Water filtration System
The companies can choose to make their water filtration plants nearby and defer the use of the main public water sources.
Not only will they be reusing their water again and again, but there won’t be any chance of pharmaceutical waste from production contaminating the main public waterways.
Reduction of waste will prevent the development of resistant pathogens; protect the spectrum of the currently available antibiotics and other drugs available on the market.
The industry must be more sustainable to protect the environment from becoming polluted. The pharmaceutical waste must be produced In such a way that it is biodegradable and that once it decomposed and leaches into the ground, it ends up being beneficial for the ground rather than being harmful.
Other ways for pharmaceutical companies to be more sustainable would be to use renewable energy for their manufacturing plants.
How has coronavirus raised the amount of pharmaceutical waste produced every day?
Since the inception of the Coronavirus late last year and its subsequent transformation into a global pandemic, there has been a global spike in the garbage contaminated with body fluids and other infectious materials.
In the city of Wuhan alone, which was the epicenter of the virus in mainland china, the hospitals in the region were generating six times more waste during the peak of the pandemic. The daily output was estimated to be about 240 metric tons, that’s roughly the size of an adult blue whale!
Health care workers are swiftly going through personal protective equipment, like masks, gloves, and face shields and disposing them off has further led to a rise in medical waste. The important thing here is that this medical waste should be treated the same way if not with more caution in order to prevent cross-infection.

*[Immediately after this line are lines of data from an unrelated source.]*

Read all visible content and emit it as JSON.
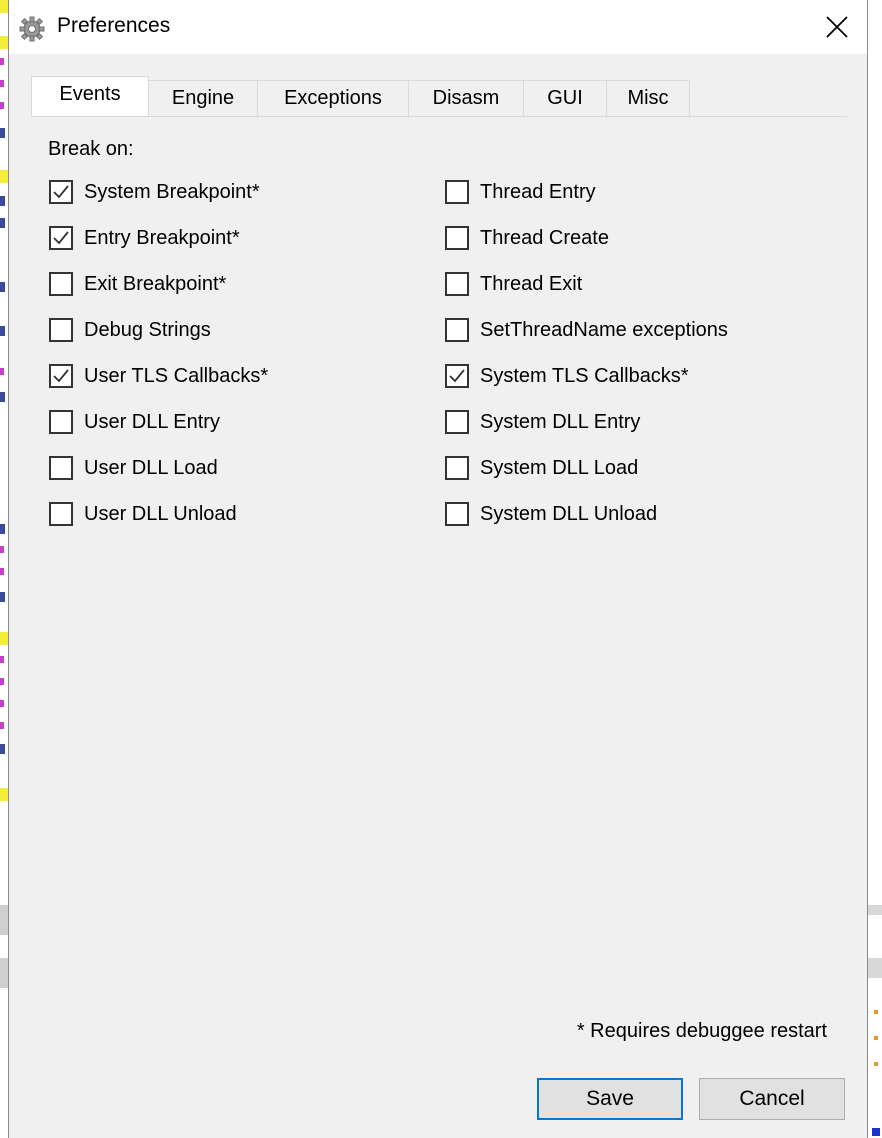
{
  "window": {
    "title": "Preferences",
    "icon": "gear-icon",
    "close_icon": "close-icon"
  },
  "tabs": [
    {
      "label": "Events",
      "active": true
    },
    {
      "label": "Engine",
      "active": false
    },
    {
      "label": "Exceptions",
      "active": false
    },
    {
      "label": "Disasm",
      "active": false
    },
    {
      "label": "GUI",
      "active": false
    },
    {
      "label": "Misc",
      "active": false
    }
  ],
  "events": {
    "heading": "Break on:",
    "left_column": [
      {
        "label": "System Breakpoint*",
        "checked": true
      },
      {
        "label": "Entry Breakpoint*",
        "checked": true
      },
      {
        "label": "Exit Breakpoint*",
        "checked": false
      },
      {
        "label": "Debug Strings",
        "checked": false
      },
      {
        "label": "User TLS Callbacks*",
        "checked": true
      },
      {
        "label": "User DLL Entry",
        "checked": false
      },
      {
        "label": "User DLL Load",
        "checked": false
      },
      {
        "label": "User DLL Unload",
        "checked": false
      }
    ],
    "right_column": [
      {
        "label": "Thread Entry",
        "checked": false
      },
      {
        "label": "Thread Create",
        "checked": false
      },
      {
        "label": "Thread Exit",
        "checked": false
      },
      {
        "label": "SetThreadName exceptions",
        "checked": false
      },
      {
        "label": "System TLS Callbacks*",
        "checked": true
      },
      {
        "label": "System DLL Entry",
        "checked": false
      },
      {
        "label": "System DLL Load",
        "checked": false
      },
      {
        "label": "System DLL Unload",
        "checked": false
      }
    ]
  },
  "footer": {
    "note": "* Requires debuggee restart",
    "save_label": "Save",
    "cancel_label": "Cancel"
  },
  "colors": {
    "dialog_background": "#f0f0f0",
    "default_button_border": "#0078d7",
    "checkbox_border": "#333333"
  }
}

The pandemic has caused countries racing quickly to house patients and treat them by building new makeshift hospitals and testing facilities which has led to an increase in waste.